In the face of a war in Iraq and a staggering economy, sex education for teens may not loom large on voters’ minds. But with so many young Americans deeply engaged in this election, they deserve to know the facts about where their candidates stand on an issue that affects them this personally. As a doctor and a parent, I want those issues upfront as well. The last thing I want to see is my time with teens restricted by views or laws that force me to bury my head in the sand. Restricting access to reproductive education and choices is not good for any young person’s health.
And the politics surrounding this important topic don’t end in the classroom. The balance of the Supreme Court — and protection of laws like Roe v. Wade — are at stake. Teens and their parents have much reason to worry.
Today is Back Up Your Birth Control Day, and organizers are encouraging people to blog about it. A coalition of more than 100 women’s health and medical organizations established the event as part of an ongoing campaign “to help make emergency contraception (EC) more effective by making sure women know about it – and can get it in time.” According to them, “Widespread knowledge and use of this safe and effective back-up birth control method could prevent as many as half of the 3 million unintended pregnancies that occur each year in the U.S.”
Wait, you say. Isn’t Dana one of the lesbian writers here at MT? What is she doing talking about birth control?
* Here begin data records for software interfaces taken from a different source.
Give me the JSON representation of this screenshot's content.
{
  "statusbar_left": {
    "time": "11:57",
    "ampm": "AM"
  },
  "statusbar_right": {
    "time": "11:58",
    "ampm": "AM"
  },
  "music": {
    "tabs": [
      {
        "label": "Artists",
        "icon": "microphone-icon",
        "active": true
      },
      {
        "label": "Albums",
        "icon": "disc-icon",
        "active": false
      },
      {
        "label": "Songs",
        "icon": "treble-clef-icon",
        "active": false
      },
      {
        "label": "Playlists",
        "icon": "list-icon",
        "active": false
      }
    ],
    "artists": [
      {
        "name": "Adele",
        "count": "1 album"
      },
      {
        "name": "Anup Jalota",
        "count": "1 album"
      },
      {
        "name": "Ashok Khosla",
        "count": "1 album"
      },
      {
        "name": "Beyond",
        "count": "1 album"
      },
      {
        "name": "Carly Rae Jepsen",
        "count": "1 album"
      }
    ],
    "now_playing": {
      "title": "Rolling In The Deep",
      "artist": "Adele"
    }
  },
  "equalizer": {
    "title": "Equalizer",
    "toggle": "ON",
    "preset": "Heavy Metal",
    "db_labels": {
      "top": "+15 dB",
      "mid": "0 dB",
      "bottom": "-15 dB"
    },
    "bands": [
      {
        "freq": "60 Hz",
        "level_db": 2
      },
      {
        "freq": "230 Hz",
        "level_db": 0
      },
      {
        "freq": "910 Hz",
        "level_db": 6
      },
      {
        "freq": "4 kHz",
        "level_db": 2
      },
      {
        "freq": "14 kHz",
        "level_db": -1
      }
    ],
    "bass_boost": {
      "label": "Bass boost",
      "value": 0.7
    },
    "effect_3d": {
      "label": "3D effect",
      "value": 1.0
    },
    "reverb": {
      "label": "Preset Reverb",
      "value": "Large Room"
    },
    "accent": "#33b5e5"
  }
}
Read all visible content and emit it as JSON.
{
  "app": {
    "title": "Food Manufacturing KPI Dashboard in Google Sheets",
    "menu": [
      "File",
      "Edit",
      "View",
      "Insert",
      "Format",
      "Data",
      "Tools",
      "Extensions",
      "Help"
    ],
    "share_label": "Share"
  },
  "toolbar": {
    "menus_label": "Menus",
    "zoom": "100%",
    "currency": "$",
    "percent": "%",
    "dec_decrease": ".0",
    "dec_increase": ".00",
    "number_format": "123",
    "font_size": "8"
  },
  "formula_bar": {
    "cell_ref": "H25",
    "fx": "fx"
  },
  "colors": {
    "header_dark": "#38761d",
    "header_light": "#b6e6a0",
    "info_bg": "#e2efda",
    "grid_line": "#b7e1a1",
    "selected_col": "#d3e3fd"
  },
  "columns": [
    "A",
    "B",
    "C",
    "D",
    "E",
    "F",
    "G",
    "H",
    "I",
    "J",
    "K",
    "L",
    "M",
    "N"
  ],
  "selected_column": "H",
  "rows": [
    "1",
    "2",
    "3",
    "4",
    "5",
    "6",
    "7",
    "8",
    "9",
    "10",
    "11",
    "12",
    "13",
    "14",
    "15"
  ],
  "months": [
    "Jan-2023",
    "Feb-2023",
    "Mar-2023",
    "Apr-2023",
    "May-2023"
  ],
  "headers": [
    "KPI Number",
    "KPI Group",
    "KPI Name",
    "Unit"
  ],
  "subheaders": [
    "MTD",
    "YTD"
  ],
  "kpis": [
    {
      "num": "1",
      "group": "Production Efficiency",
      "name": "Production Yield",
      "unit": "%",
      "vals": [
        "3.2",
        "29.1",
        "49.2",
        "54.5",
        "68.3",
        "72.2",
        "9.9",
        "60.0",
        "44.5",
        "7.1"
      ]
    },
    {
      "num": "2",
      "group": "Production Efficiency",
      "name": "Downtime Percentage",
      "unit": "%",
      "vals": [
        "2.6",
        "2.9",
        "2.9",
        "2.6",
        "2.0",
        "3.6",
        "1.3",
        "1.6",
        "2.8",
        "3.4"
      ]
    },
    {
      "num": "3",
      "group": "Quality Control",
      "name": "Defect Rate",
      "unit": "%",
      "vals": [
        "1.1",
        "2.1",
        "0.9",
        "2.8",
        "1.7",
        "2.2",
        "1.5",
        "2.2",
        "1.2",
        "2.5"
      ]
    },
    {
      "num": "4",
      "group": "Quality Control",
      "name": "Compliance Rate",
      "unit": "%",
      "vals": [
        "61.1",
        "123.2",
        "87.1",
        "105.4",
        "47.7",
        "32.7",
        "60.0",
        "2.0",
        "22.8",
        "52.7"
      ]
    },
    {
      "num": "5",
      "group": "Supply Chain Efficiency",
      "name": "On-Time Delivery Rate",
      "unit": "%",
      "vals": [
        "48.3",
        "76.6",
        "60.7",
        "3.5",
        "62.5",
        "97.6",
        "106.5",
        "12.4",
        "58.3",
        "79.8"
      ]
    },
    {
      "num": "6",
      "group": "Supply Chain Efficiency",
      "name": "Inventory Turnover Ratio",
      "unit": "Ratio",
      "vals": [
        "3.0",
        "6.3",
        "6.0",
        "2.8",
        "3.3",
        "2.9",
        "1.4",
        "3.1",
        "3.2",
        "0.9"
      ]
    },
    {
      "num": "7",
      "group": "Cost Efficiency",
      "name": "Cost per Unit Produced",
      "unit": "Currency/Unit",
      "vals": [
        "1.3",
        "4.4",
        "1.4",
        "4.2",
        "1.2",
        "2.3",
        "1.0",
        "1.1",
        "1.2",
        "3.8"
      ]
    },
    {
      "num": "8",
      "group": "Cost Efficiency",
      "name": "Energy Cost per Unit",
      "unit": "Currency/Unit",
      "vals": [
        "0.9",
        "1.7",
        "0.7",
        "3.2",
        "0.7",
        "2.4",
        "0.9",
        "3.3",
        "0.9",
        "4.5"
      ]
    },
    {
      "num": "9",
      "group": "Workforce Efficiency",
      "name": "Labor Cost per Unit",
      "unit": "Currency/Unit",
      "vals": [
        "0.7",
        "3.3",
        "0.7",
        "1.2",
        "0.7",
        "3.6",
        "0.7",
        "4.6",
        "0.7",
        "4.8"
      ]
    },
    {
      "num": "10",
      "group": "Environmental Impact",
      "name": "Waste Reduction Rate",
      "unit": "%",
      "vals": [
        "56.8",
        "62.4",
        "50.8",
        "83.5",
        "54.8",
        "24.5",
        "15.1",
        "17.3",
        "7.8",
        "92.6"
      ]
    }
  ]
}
EC is in fact an issue worthy of all women’s attention, straight, bisexual, or lesbian. Some lesbians may choose to have sex with men on occasion; some may be victims of rape. Many of us have daughters, or nieces, or friends, for whom EC is a needed option.
The Back Up Your Birth Control Day activities are largely targeted at educating teens. The organizers state, “In the fall of 2006, the FDA approved over-the-counter (OTC) sales of EC for adult women, but kept the prescription requirement for teens younger than 18. The FDA’s decision is an incomplete victory for all Americans. Many women, due to the age restriction, are excluded from timely OTC access as a result of the FDA’s decision.”
While I’m on the topic of choice, however, I’ll note that anti-abortion legislators in Florida are pushing for a bill (yet to be referred to a committee) that would require pediatricians, school nurses or other health providers who find out that a girl under 16 is pregnant to tell the police. “The confidentiality privilege that normally exists between doctor and patient would not apply in cases that fall under the bill,” reports the Naples Daily News. Abortion providers would also be required to collect DNA samples from girls under 16 who have abortions. The bill’s supporters say it’s meant to protect girls from sexual abusers, including family members. Veiling anti-choice laws under the guise of protecting women makes me want to beat the legislators about the heads with a copy of The Handmaid’s Tale.